PROVIDED ENTRIES -
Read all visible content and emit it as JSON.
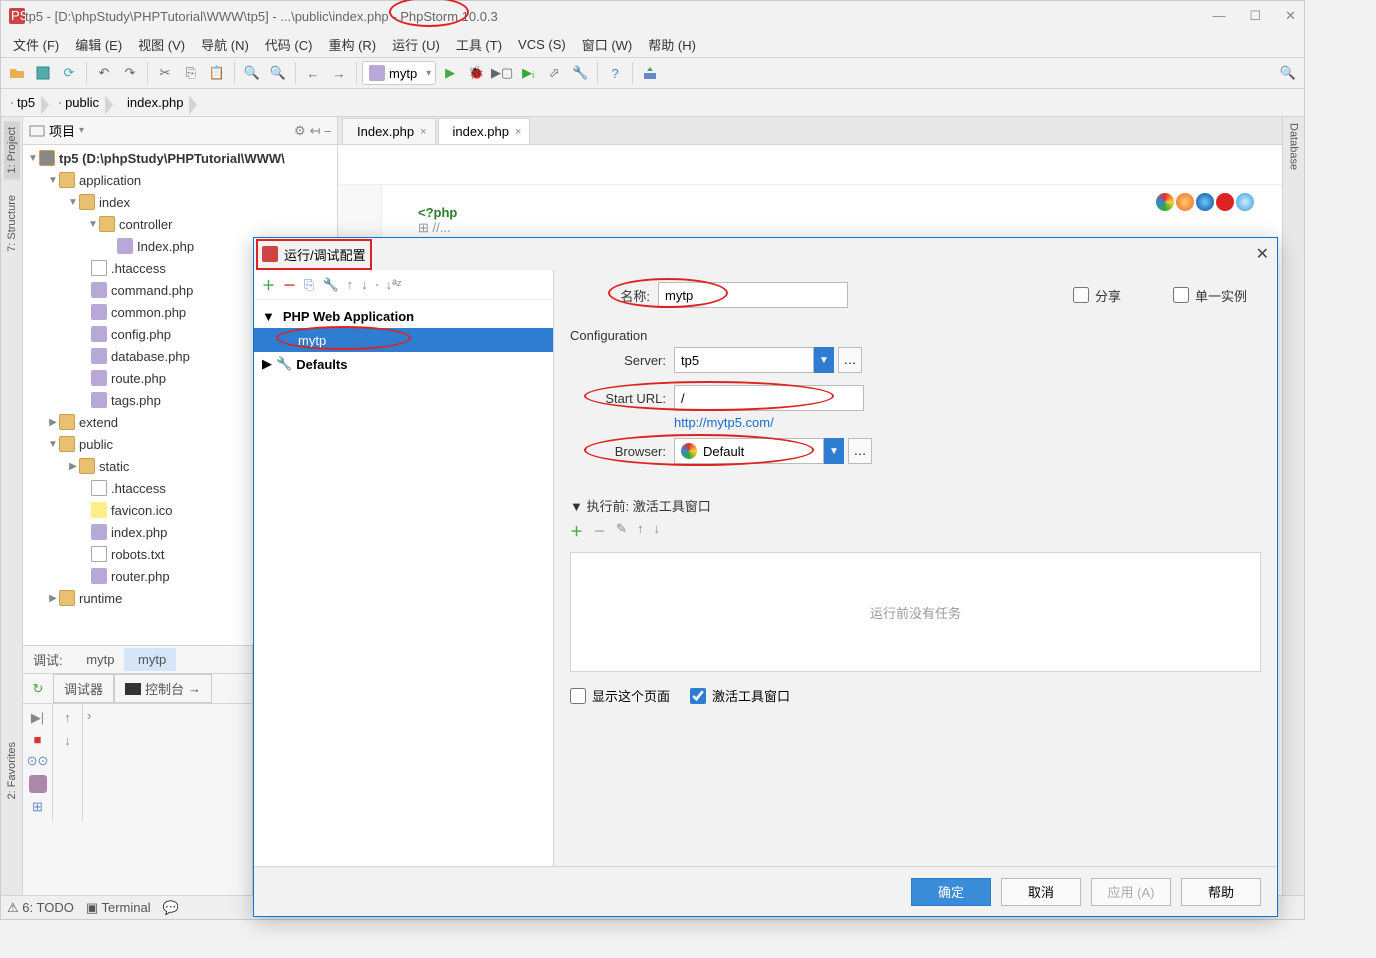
{
  "title": "tp5 - [D:\\phpStudy\\PHPTutorial\\WWW\\tp5] - ...\\public\\index.php - PhpStorm 10.0.3",
  "menu": [
    "文件 (F)",
    "编辑 (E)",
    "视图 (V)",
    "导航 (N)",
    "代码 (C)",
    "重构 (R)",
    "运行 (U)",
    "工具 (T)",
    "VCS (S)",
    "窗口 (W)",
    "帮助 (H)"
  ],
  "run_config": "mytp",
  "breadcrumb": [
    {
      "icon": "folder",
      "label": "tp5"
    },
    {
      "icon": "folder",
      "label": "public"
    },
    {
      "icon": "php",
      "label": "index.php"
    }
  ],
  "project_header": "项目",
  "project_tree": {
    "root": "tp5 (D:\\phpStudy\\PHPTutorial\\WWW\\",
    "application_label": "application",
    "index_label": "index",
    "controller_label": "controller",
    "index_php": "Index.php",
    "app_files": [
      ".htaccess",
      "command.php",
      "common.php",
      "config.php",
      "database.php",
      "route.php",
      "tags.php"
    ],
    "extend_label": "extend",
    "public_label": "public",
    "static_label": "static",
    "public_files": [
      ".htaccess",
      "favicon.ico",
      "index.php",
      "robots.txt",
      "router.php"
    ],
    "runtime_label": "runtime"
  },
  "editor_tabs": [
    {
      "name": "Index.php"
    },
    {
      "name": "index.php"
    }
  ],
  "code_tag": "<?php",
  "code_comment": "//...",
  "left_tabs": [
    "1: Project",
    "7: Structure",
    "2: Favorites"
  ],
  "right_tab": "Database",
  "debug": {
    "tab_label": "调试:",
    "mytp1": "mytp",
    "mytp2": "mytp",
    "debugger": "调试器",
    "console": "控制台"
  },
  "bottom": {
    "todo": "6: TODO",
    "terminal": "Terminal"
  },
  "dialog": {
    "title": "运行/调试配置",
    "tree": {
      "php_web_app": "PHP Web Application",
      "mytp": "mytp",
      "defaults": "Defaults"
    },
    "name_label": "名称:",
    "name_value": "mytp",
    "share_label": "分享",
    "single_label": "单一实例",
    "config_label": "Configuration",
    "server_label": "Server:",
    "server_value": "tp5",
    "starturl_label": "Start URL:",
    "starturl_value": "/",
    "url_display": "http://mytp5.com/",
    "browser_label": "Browser:",
    "browser_value": "Default",
    "before_label": "执行前: 激活工具窗口",
    "no_tasks": "运行前没有任务",
    "show_page": "显示这个页面",
    "activate_tool": "激活工具窗口",
    "ok": "确定",
    "cancel": "取消",
    "apply": "应用 (A)",
    "help": "帮助"
  }
}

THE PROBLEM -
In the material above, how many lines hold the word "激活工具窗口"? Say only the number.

YOUR RESPONSE -
2